Paul Ryan Takes on Obama Over Small Business Uncertainty

BY: ON MONDAY, AUGUST 20, 2012

President Obama's record concerning the economy and small businesses has come into question many, many times over the past four years. Republican rival Mitt Romney's vice presidential pick Paul Ryan has not shyed away from taking the President to task on such a record.

“We should not have a government that stands in the way,” Ryan said during a campaign event in Virginia. “We should have policies that help small businesses grow and create jobs.”

It's no secret that small businesses have suffered due to the country's economic woes. There's speculation that some small business owners are holding off new hiring until they see who takes the White House once and for all this November. Both parties are fighting for the small business vote, and Ryan is doing what he can to paint himself as a champion of SMBs.

“What is the President doing?” Ryan poised to his audience. “More regulations, more uncertainty, more borrowing, more spending, more taxing.”

Considering that small businesses employ nearly half of the country's workers, there's plenty at stake; votes, jobs and everything in between. It's difficult for small businesses to find any sort of confidence in such uncertain times, and such uncertainty has especially plagued the SMB community over the past year or so. Small business confidence and optimism has been a roller coaster ride, taking a dip in recent months. Couple this uncertainty with an election year and looming healthcare legislation and what do you have? A recipe for stagnation.

Small businesses are being forced to play “wait and see,” but how much time is really left on the clock? Maybe after election day, we'll find out.

“I don't know that the actual burden of policy or different regulations are that much of a concern for businesses,” Gregory Daco, U.S. Economist with I.H.S. Global Insight stated on the issue. “The uncertainty is still a major factor in terms of certainty for fiscal policy – who will win the elections (and) how policy will shift.”

Romney and Ryan have been campaigning hard in Virginia, where Romney and the President are more or less tied in the polls. Ryan described Romney as “living proof that if you have a small business, you built that small business,” again harping on the President's “you didn't build that” comment which has been seen by many as having been taken out of context.

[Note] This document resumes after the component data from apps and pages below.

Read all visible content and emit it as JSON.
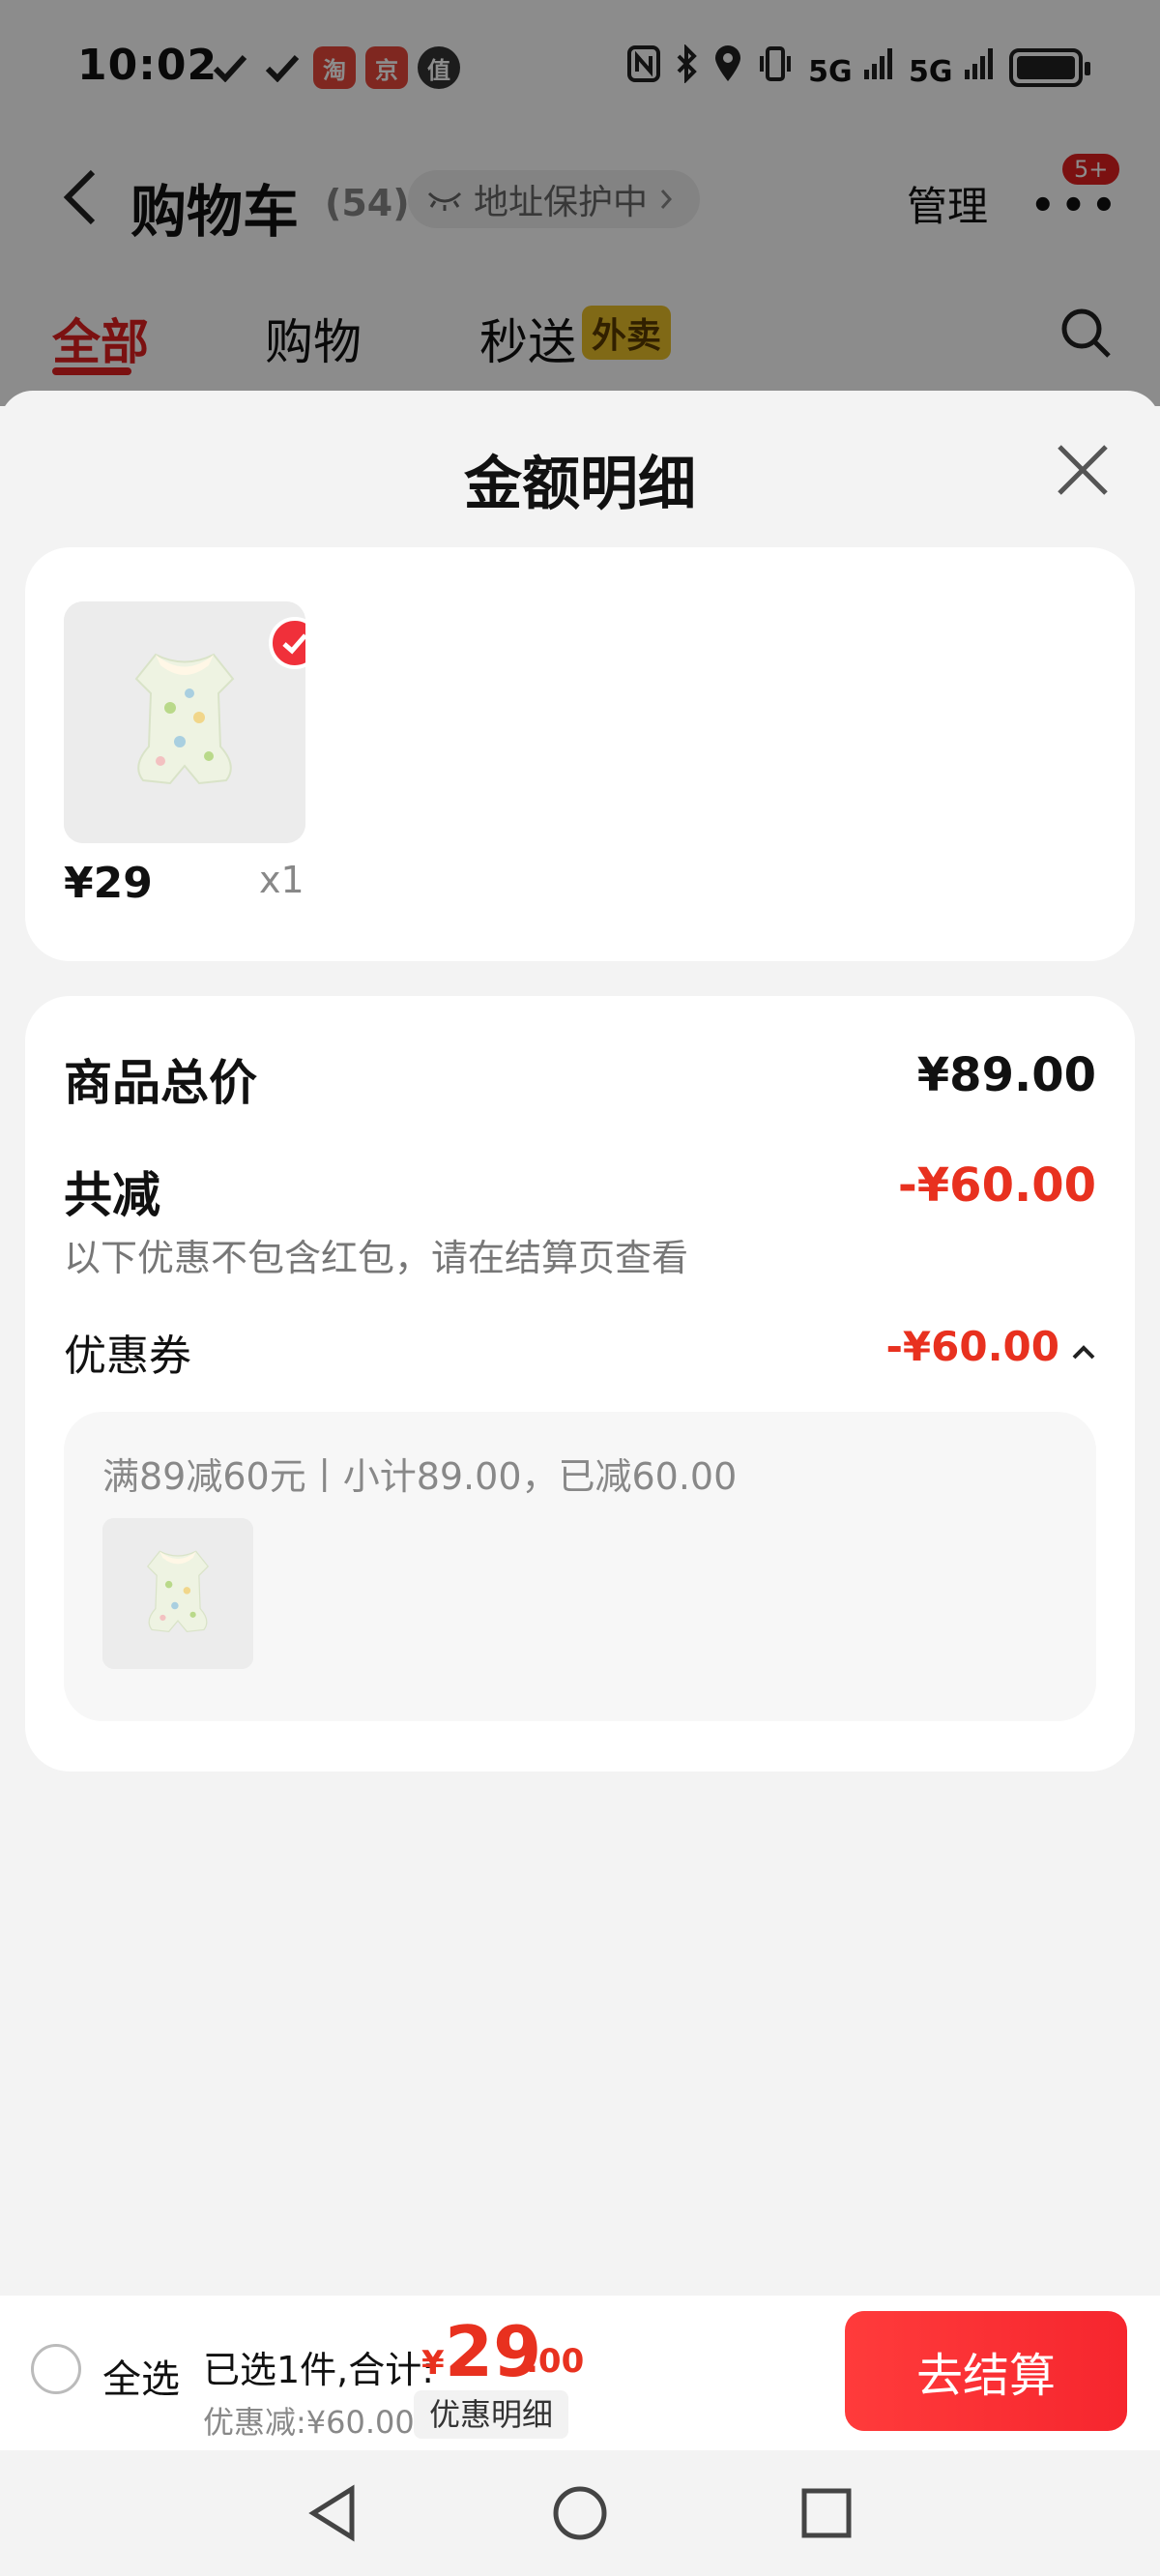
{
  "status_bar": {
    "time": "10:02",
    "left_icons": [
      "check-icon",
      "check-icon",
      "taobao-app-icon",
      "jd-app-icon",
      "zhi-app-icon"
    ],
    "app_icon_taobao": "淘",
    "app_icon_jd": "京",
    "app_icon_zhi": "值",
    "network_5g_1": "5G",
    "network_5g_2": "5G"
  },
  "header": {
    "title": "购物车",
    "count": "(54)",
    "address_protect": "地址保护中",
    "manage": "管理",
    "more": "•••",
    "badge": "5+"
  },
  "tabs": [
    {
      "label": "全部",
      "active": true
    },
    {
      "label": "购物",
      "active": false
    },
    {
      "label": "秒送",
      "active": false
    }
  ],
  "tab_badge": "外卖",
  "sheet": {
    "title": "金额明细",
    "item": {
      "price": "¥29",
      "qty": "x1"
    },
    "total_label": "商品总价",
    "total_value": "¥89.00",
    "reduce_label": "共减",
    "reduce_value": "-¥60.00",
    "reduce_note": "以下优惠不包含红包，请在结算页查看",
    "coupon_label": "优惠券",
    "coupon_value": "-¥60.00",
    "coupon_desc": "满89减60元丨小计89.00，已减60.00"
  },
  "bottom_bar": {
    "select_all": "全选",
    "summary": "已选1件,合计:",
    "currency": "¥",
    "total_int": "29",
    "total_dec": ".00",
    "discount": "优惠减:¥60.00",
    "detail_link": "优惠明细",
    "checkout": "去结算"
  },
  "colors": {
    "accent": "#e8311f",
    "tab_badge": "#e9c028"
  }
}
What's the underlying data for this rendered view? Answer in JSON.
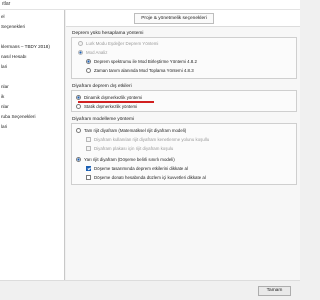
{
  "window": {
    "title": "ıtlar"
  },
  "sidebar": {
    "items": [
      {
        "label": "el"
      },
      {
        "label": "Seçenekleri"
      },
      {
        "label": ""
      },
      {
        "label": "klermans – TBDY 2018)"
      },
      {
        "label": "nasıl Hesabı"
      },
      {
        "label": "lari"
      },
      {
        "label": ""
      },
      {
        "label": "nlar"
      },
      {
        "label": "ik"
      },
      {
        "label": "nlar"
      },
      {
        "label": "ruba Seçenekleri"
      },
      {
        "label": "lari"
      }
    ]
  },
  "main": {
    "tab_label": "Proje & yönetmelik seçenekleri",
    "group1": {
      "title": "Deprem yükü hesaplama yöntemi",
      "options": [
        {
          "label": "Lurk Modu Eşdeğer Deprem Yöntemi"
        },
        {
          "label": "Mod Analiz"
        },
        {
          "label": "Deprem spektrumu ile Mod Birleştirme Yöntemi 4.8.2"
        },
        {
          "label": "Zaman tanım alanında Mod Toplama Yöntemi 4.8.3"
        }
      ]
    },
    "group2": {
      "title": "Diyafram deprem dış etkileri",
      "options": [
        {
          "label": "Dinamik dışmerkezlik yöntemi"
        },
        {
          "label": "Statik dışmerkezlik yöntemi"
        }
      ]
    },
    "group3": {
      "title": "Diyafram modelleme yöntemi",
      "options": [
        {
          "label": "Tam rijit diyafram (Matematiksel rijit diyafram modeli)"
        },
        {
          "label": "Diyafram kullanılan rijit diyafram kenetlenme yolunu koşullu"
        },
        {
          "label": "Diyafram plakası için rijit diyafram koşulu"
        },
        {
          "label": "Yarı rijit diyafram (Döşeme belirli sınırlı modeli)"
        },
        {
          "label": "Döşeme tasarımında deprem etkilerini dikkate al"
        },
        {
          "label": "Döşeme donatı hesabında düzlem içi kuvvetleri dikkate al"
        }
      ]
    }
  },
  "footer": {
    "ok_label": "Tamam"
  },
  "colors": {
    "accent": "#1a5fb4",
    "highlight_underline": "#d12020"
  }
}
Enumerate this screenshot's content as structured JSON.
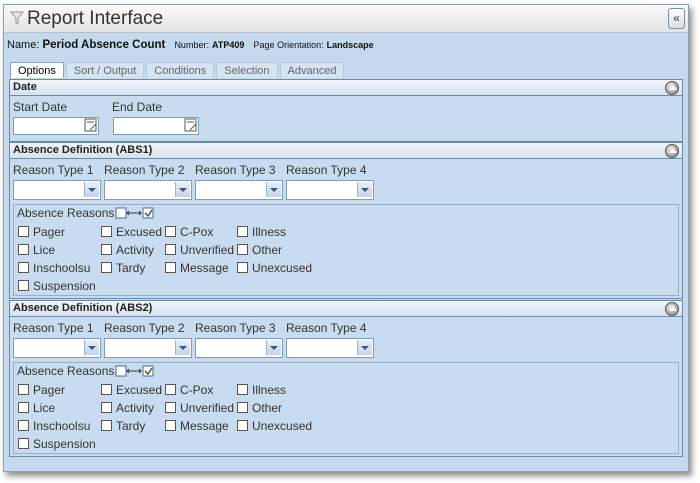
{
  "window": {
    "title": "Report Interface",
    "collapse_glyph": "«"
  },
  "report": {
    "name_label": "Name:",
    "name_value": "Period Absence Count",
    "number_label": "Number:",
    "number_value": "ATP409",
    "orientation_label": "Page Orientation:",
    "orientation_value": "Landscape"
  },
  "tabs": [
    "Options",
    "Sort / Output",
    "Conditions",
    "Selection",
    "Advanced"
  ],
  "date_section": {
    "title": "Date",
    "start_label": "Start Date",
    "end_label": "End Date"
  },
  "abs1": {
    "title": "Absence Definition (ABS1)",
    "type_labels": [
      "Reason Type 1",
      "Reason Type 2",
      "Reason Type 3",
      "Reason Type 4"
    ],
    "reasons_title": "Absence Reasons",
    "reasons": [
      "Pager",
      "Excused",
      "C-Pox",
      "Illness",
      "Lice",
      "Activity",
      "Unverified",
      "Other",
      "Inschoolsu",
      "Tardy",
      "Message",
      "Unexcused",
      "Suspension"
    ]
  },
  "abs2": {
    "title": "Absence Definition (ABS2)",
    "type_labels": [
      "Reason Type 1",
      "Reason Type 2",
      "Reason Type 3",
      "Reason Type 4"
    ],
    "reasons_title": "Absence Reasons",
    "reasons": [
      "Pager",
      "Excused",
      "C-Pox",
      "Illness",
      "Lice",
      "Activity",
      "Unverified",
      "Other",
      "Inschoolsu",
      "Tardy",
      "Message",
      "Unexcused",
      "Suspension"
    ]
  },
  "icons": {
    "title": "funnel-icon",
    "calendar": "calendar-icon",
    "toggle": "collapse-section-icon",
    "select_all": "select-all-toggle-icon"
  }
}
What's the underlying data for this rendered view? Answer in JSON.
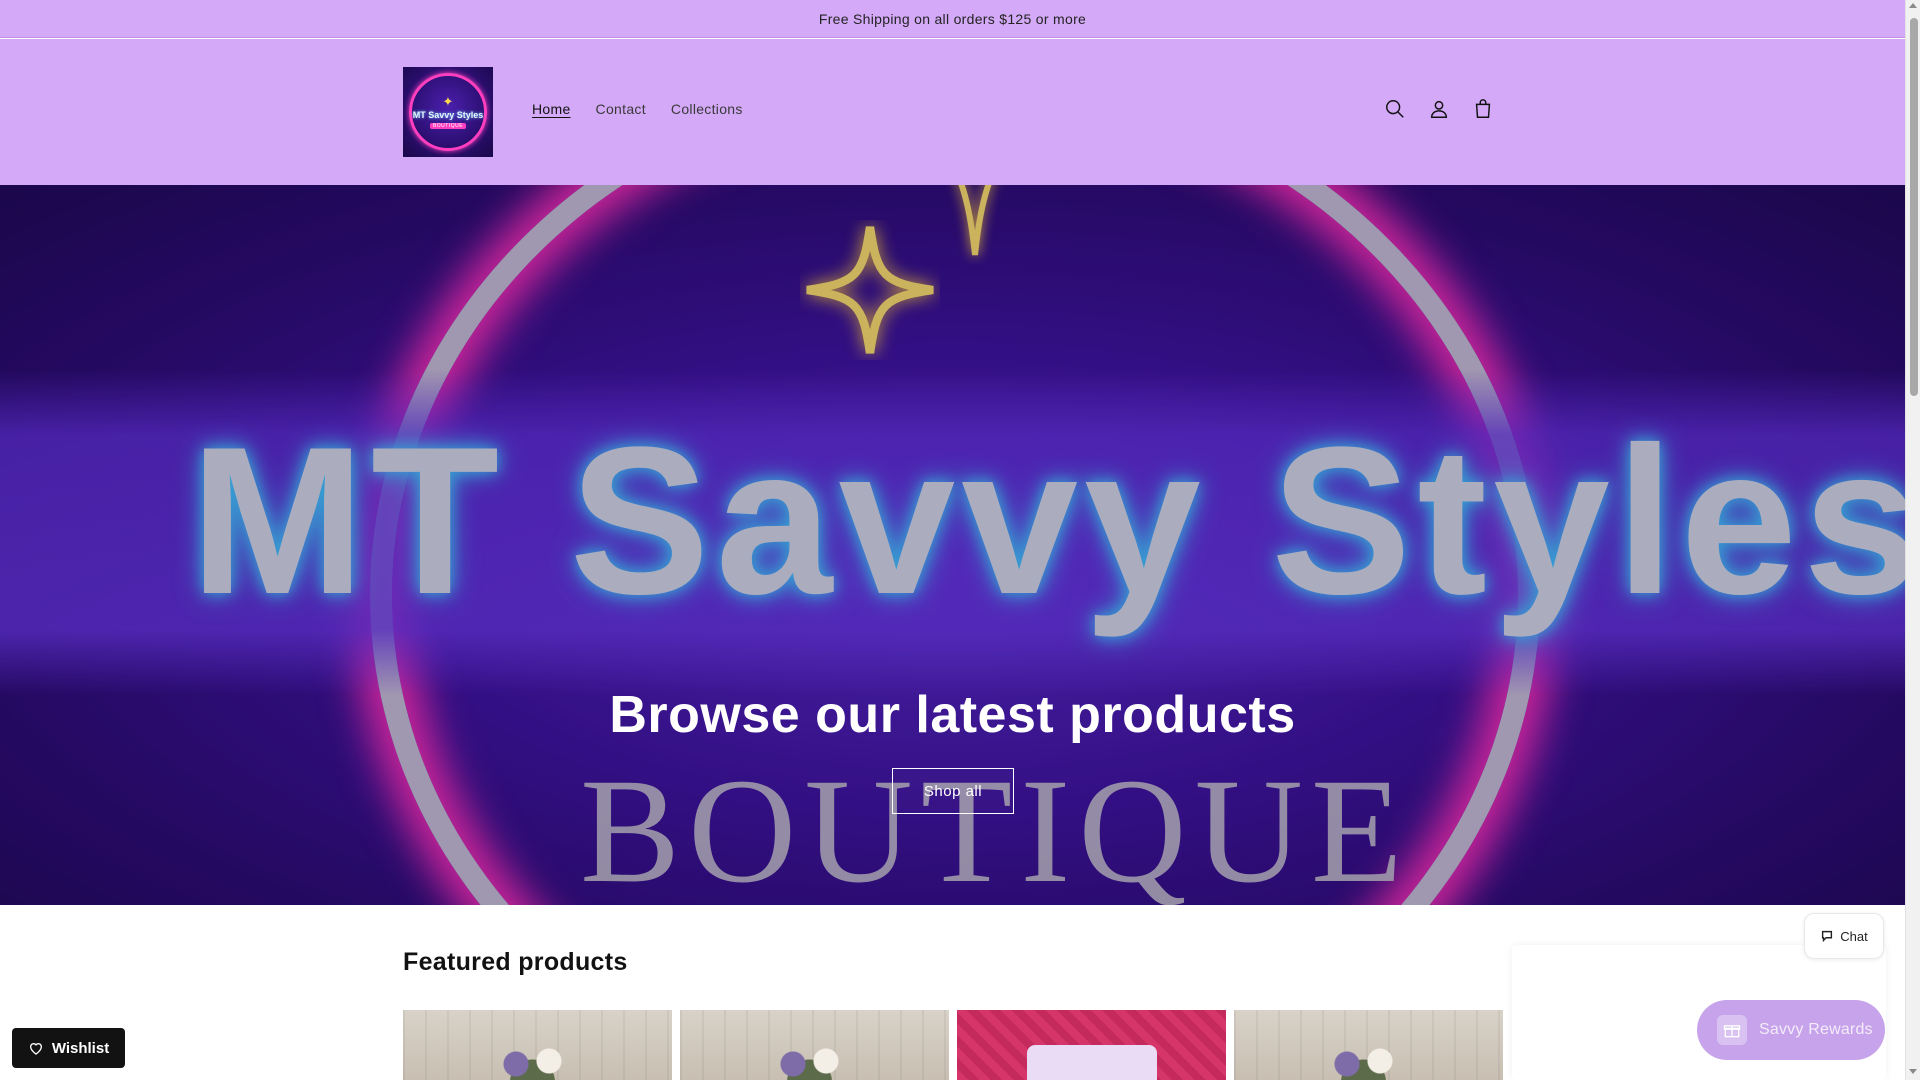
{
  "announcement": {
    "text": "Free Shipping on all orders $125 or more"
  },
  "header": {
    "logo": {
      "brand": "MT Savvy Styles",
      "sub": "BOUTIQUE"
    },
    "nav": [
      {
        "label": "Home",
        "active": true
      },
      {
        "label": "Contact",
        "active": false
      },
      {
        "label": "Collections",
        "active": false
      }
    ],
    "icons": [
      "search-icon",
      "account-icon",
      "cart-icon"
    ]
  },
  "hero": {
    "brand_text": "MT Savvy  Styles",
    "boutique_text": "BOUTIQUE",
    "heading": "Browse our latest products",
    "button_label": "Shop all"
  },
  "featured": {
    "title": "Featured products",
    "products": [
      {
        "icon": "product-image"
      },
      {
        "icon": "product-image"
      },
      {
        "icon": "product-image"
      },
      {
        "icon": "product-image"
      }
    ]
  },
  "widgets": {
    "chat_label": "Chat",
    "rewards_label": "Savvy Rewards",
    "wishlist_label": "Wishlist"
  },
  "colors": {
    "header_bg": "#d4a9f7",
    "hero_purple": "#3d139c",
    "neon_pink": "#ff2fb7",
    "neon_blue": "#43c8ff",
    "rewards_bg": "#c6a3ea",
    "wishlist_bg": "#121212"
  }
}
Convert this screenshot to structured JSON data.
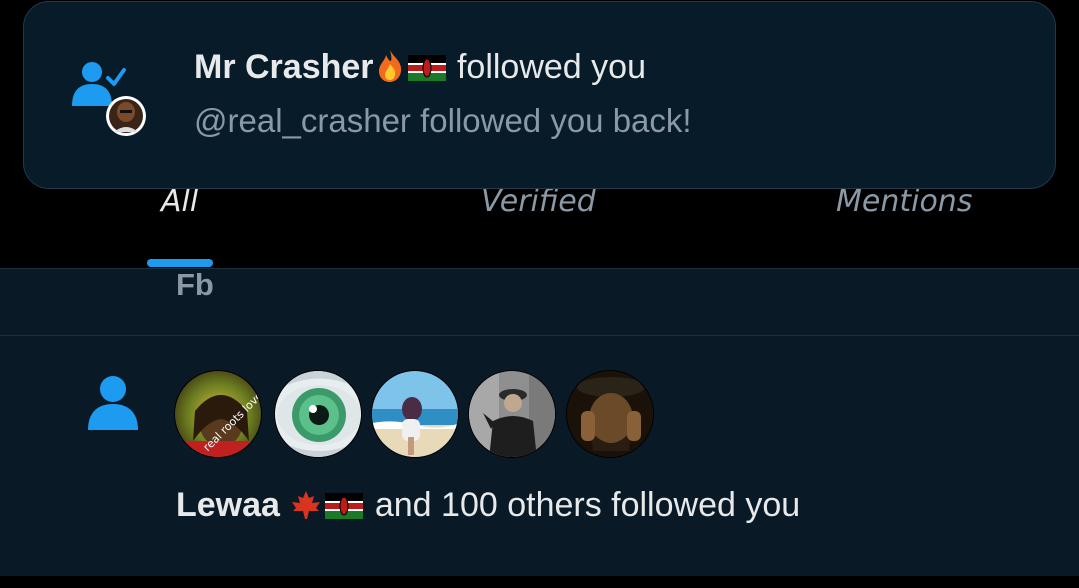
{
  "toast": {
    "user_name": "Mr Crasher",
    "action_text": "followed you",
    "subtitle": "@real_crasher followed you back!",
    "icon": "user-follow-check-icon"
  },
  "tabs": [
    {
      "label": "All",
      "active": true
    },
    {
      "label": "Verified",
      "active": false
    },
    {
      "label": "Mentions",
      "active": false
    }
  ],
  "filter": {
    "label": "Fb"
  },
  "notification": {
    "icon": "person-icon",
    "user_name": "Lewaa",
    "rest_text": "and 100 others followed you",
    "avatars": [
      {
        "name": "avatar-1",
        "overlay_text": "real roots love"
      },
      {
        "name": "avatar-2"
      },
      {
        "name": "avatar-3"
      },
      {
        "name": "avatar-4"
      },
      {
        "name": "avatar-5"
      }
    ]
  },
  "colors": {
    "accent": "#1d9bf0",
    "card_bg": "#091a26",
    "muted_text": "#8b98a5"
  }
}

Ryan may have some skeletons in his closet concerning small businesses, however, that may come back to haunt him as the campaign continues. He voted against the Small Business Jobs Act in 2010, which brought tax cuts to small business owners and allowed for greater borrowing limits for SMBs. Supported by the NFIB, the bill was seen an attempt at legitimate relief for smaller firms, and will certainly raise eyebrows among some voters.

Furthermore, Ryan has supported past bills that provided financial incentives for companies investing in new equipment, including the American Jobs Creation Act (2004) and the Bush stimulus bill in 2008.

Ryan's record may raise a big question among skeptics; that is, what's more important? Voting along party lines or supporting legislation that supports small businesses? While Ryan has plenty to run on with his party's tradition of being anti-regulation and pro-business, it'll be interesting to see how he inevitably handles his critics in the future.

Small businesses will continue to be a huge factor in the upcoming election, as it pertains to both voters and the economy itself. Both Republicans and Democrats alike will have to state their case for the White House, and voters will be listening intently. With the SMB community's confidence wavering, stuck in a climate of uncertainty, a compelling case needs to be made. Come November, we'll find out who made it.

About the Author

Brent Barnhart

Brent Barnhart is a freelance content writer specializing in topics such as Internet marketing and content marketing for small businesses. His goal is to help business owners find their voices online and improve their content strategies. You can reach Brent or find out more at brentwrites.com.

Comments
comments powered by Disqus